Ethiopia’s decision to start production of high-yielding genetically-modified (GM) cotton has thrown a challenge to rivals such as Kenya and Madagascar that are banking on textile manufacturing to drive economic transformation, say analysts. The country in June this year approved cultivation of two hybrid types of Bt cotton, JKCH 1050 and JKCH 1047.
Ethiopian Government officials hope the step will achieve higher yields than conventional varieties and save the country huge import bills of raw material and attract more investment in its textile sector.
The country’s garment sector is currently in a renaissance phase, attracting global fashion brands hit by rising cost of labour, raw material and tax in China, according to a report in a top African daily.
While a projected 2.6 million hectares (ha) of land in Ethiopia is suitable for cotton cultivation, only 130,000 ha is under the crop.
Kenya has more than 400,000 hectares of land suitable for cotton growing, less than 35,000 hectares is presently under cotton. Kenyan textile firms have been making bulk fabric purchases from India, Hong Kong, China, Bangladesh, Pakistan or Taiwan.
Although the imported fabric is preferred for its good quality, the arrangement results in long order-to-delivery period that restrict apparel firms from competing in the higher margin, fast-fashion segment of the market.

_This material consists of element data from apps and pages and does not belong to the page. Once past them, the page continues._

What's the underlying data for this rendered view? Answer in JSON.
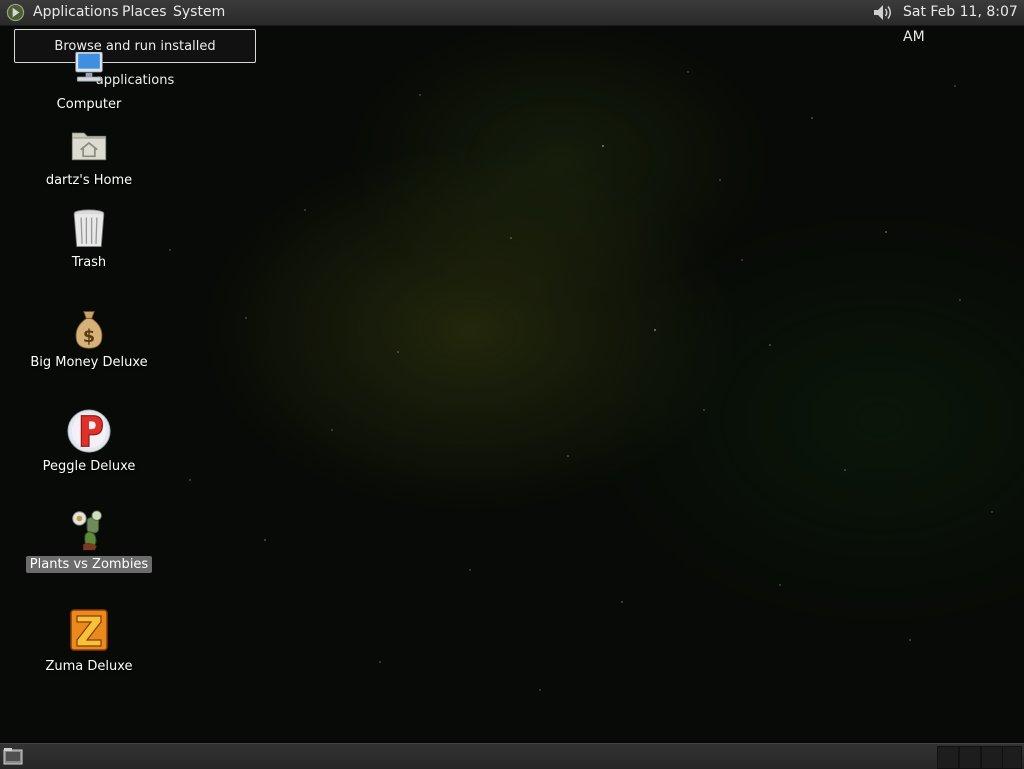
{
  "top_panel": {
    "menus": {
      "applications": "Applications",
      "places": "Places",
      "system": "System"
    },
    "clock": "Sat Feb 11,  8:07 AM",
    "icons": {
      "applications": "gnome-foot-icon",
      "volume": "speaker-icon"
    }
  },
  "tooltip": {
    "text": "Browse and run installed applications"
  },
  "desktop": {
    "icons": [
      {
        "label": "Computer",
        "icon": "computer-icon"
      },
      {
        "label": "dartz's Home",
        "icon": "home-folder-icon"
      },
      {
        "label": "Trash",
        "icon": "trash-icon"
      },
      {
        "label": "Big Money Deluxe",
        "icon": "money-bag-icon"
      },
      {
        "label": "Peggle Deluxe",
        "icon": "peggle-icon"
      },
      {
        "label": "Plants vs Zombies",
        "icon": "plants-vs-zombies-icon",
        "selected": true
      },
      {
        "label": "Zuma Deluxe",
        "icon": "zuma-icon"
      }
    ]
  },
  "bottom_panel": {
    "icons": {
      "show_desktop": "show-desktop-icon"
    }
  }
}
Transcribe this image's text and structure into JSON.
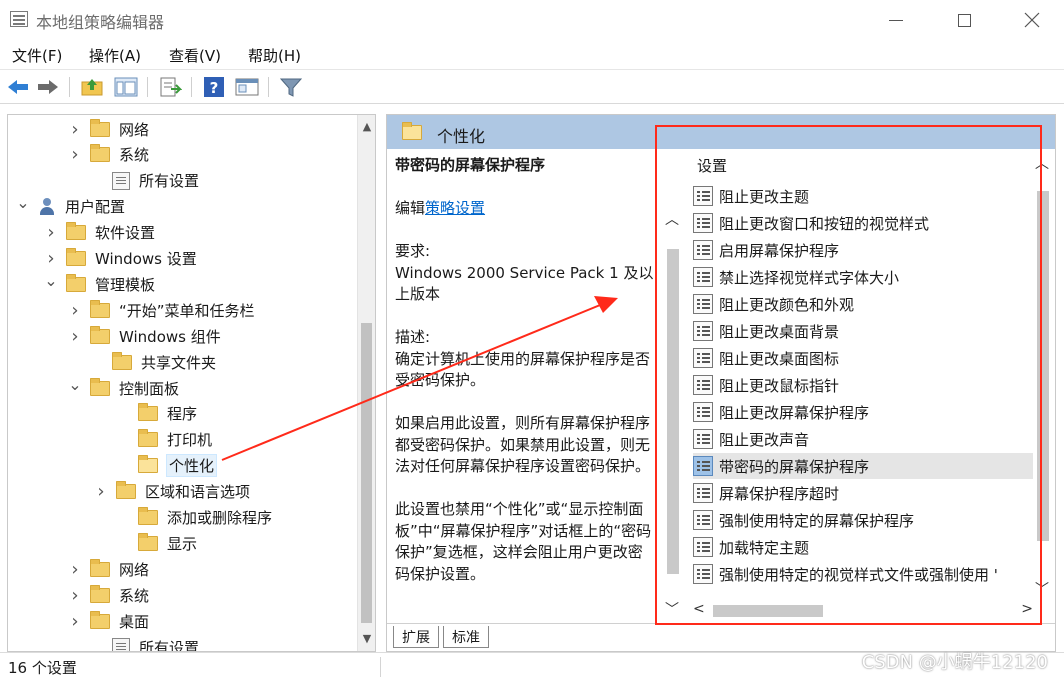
{
  "window": {
    "title": "本地组策略编辑器"
  },
  "menu": [
    "文件(F)",
    "操作(A)",
    "查看(V)",
    "帮助(H)"
  ],
  "tree": {
    "items": [
      {
        "label": "网络",
        "chevron": ">",
        "icon": "folder"
      },
      {
        "label": "系统",
        "chevron": ">",
        "icon": "folder"
      },
      {
        "label": "所有设置",
        "chevron": "",
        "icon": "settings-doc"
      },
      {
        "label": "用户配置",
        "chevron": "v",
        "icon": "user"
      },
      {
        "label": "软件设置",
        "chevron": ">",
        "icon": "folder"
      },
      {
        "label": "Windows 设置",
        "chevron": ">",
        "icon": "folder"
      },
      {
        "label": "管理模板",
        "chevron": "v",
        "icon": "folder"
      },
      {
        "label": "“开始”菜单和任务栏",
        "chevron": ">",
        "icon": "folder"
      },
      {
        "label": "Windows 组件",
        "chevron": ">",
        "icon": "folder"
      },
      {
        "label": "共享文件夹",
        "chevron": "",
        "icon": "folder"
      },
      {
        "label": "控制面板",
        "chevron": "v",
        "icon": "folder"
      },
      {
        "label": "程序",
        "chevron": "",
        "icon": "folder"
      },
      {
        "label": "打印机",
        "chevron": "",
        "icon": "folder"
      },
      {
        "label": "个性化",
        "chevron": "",
        "icon": "folder-open",
        "selected": true
      },
      {
        "label": "区域和语言选项",
        "chevron": ">",
        "icon": "folder"
      },
      {
        "label": "添加或删除程序",
        "chevron": "",
        "icon": "folder"
      },
      {
        "label": "显示",
        "chevron": "",
        "icon": "folder"
      },
      {
        "label": "网络",
        "chevron": ">",
        "icon": "folder"
      },
      {
        "label": "系统",
        "chevron": ">",
        "icon": "folder"
      },
      {
        "label": "桌面",
        "chevron": ">",
        "icon": "folder"
      },
      {
        "label": "所有设置",
        "chevron": "",
        "icon": "settings-doc"
      }
    ]
  },
  "panel": {
    "header": "个性化",
    "description": {
      "title": "带密码的屏幕保护程序",
      "edit_prefix": "编辑",
      "edit_link": "策略设置",
      "requirements_label": "要求:",
      "requirements_text": "Windows 2000 Service Pack 1 及以上版本",
      "description_label": "描述:",
      "description_text": "确定计算机上使用的屏幕保护程序是否受密码保护。",
      "para2": "如果启用此设置，则所有屏幕保护程序都受密码保护。如果禁用此设置，则无法对任何屏幕保护程序设置密码保护。",
      "para3": "此设置也禁用“个性化”或“显示控制面板”中“屏幕保护程序”对话框上的“密码保护”复选框，这样会阻止用户更改密码保护设置。"
    },
    "tabs": [
      "扩展",
      "标准"
    ],
    "settings_header": "设置",
    "settings": [
      "阻止更改主题",
      "阻止更改窗口和按钮的视觉样式",
      "启用屏幕保护程序",
      "禁止选择视觉样式字体大小",
      "阻止更改颜色和外观",
      "阻止更改桌面背景",
      "阻止更改桌面图标",
      "阻止更改鼠标指针",
      "阻止更改屏幕保护程序",
      "阻止更改声音",
      "带密码的屏幕保护程序",
      "屏幕保护程序超时",
      "强制使用特定的屏幕保护程序",
      "加载特定主题",
      "强制使用特定的视觉样式文件或强制使用 '"
    ],
    "selected_setting": "带密码的屏幕保护程序"
  },
  "status": {
    "count_text": "16 个设置"
  },
  "watermark": "CSDN @小蜗牛12120",
  "colors": {
    "header_blue": "#aec7e3",
    "annotation_red": "#ff2a1a",
    "link_blue": "#0066cc"
  }
}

Despite all this, the adaption of Bt cotton in Kenya is not certain. (DS)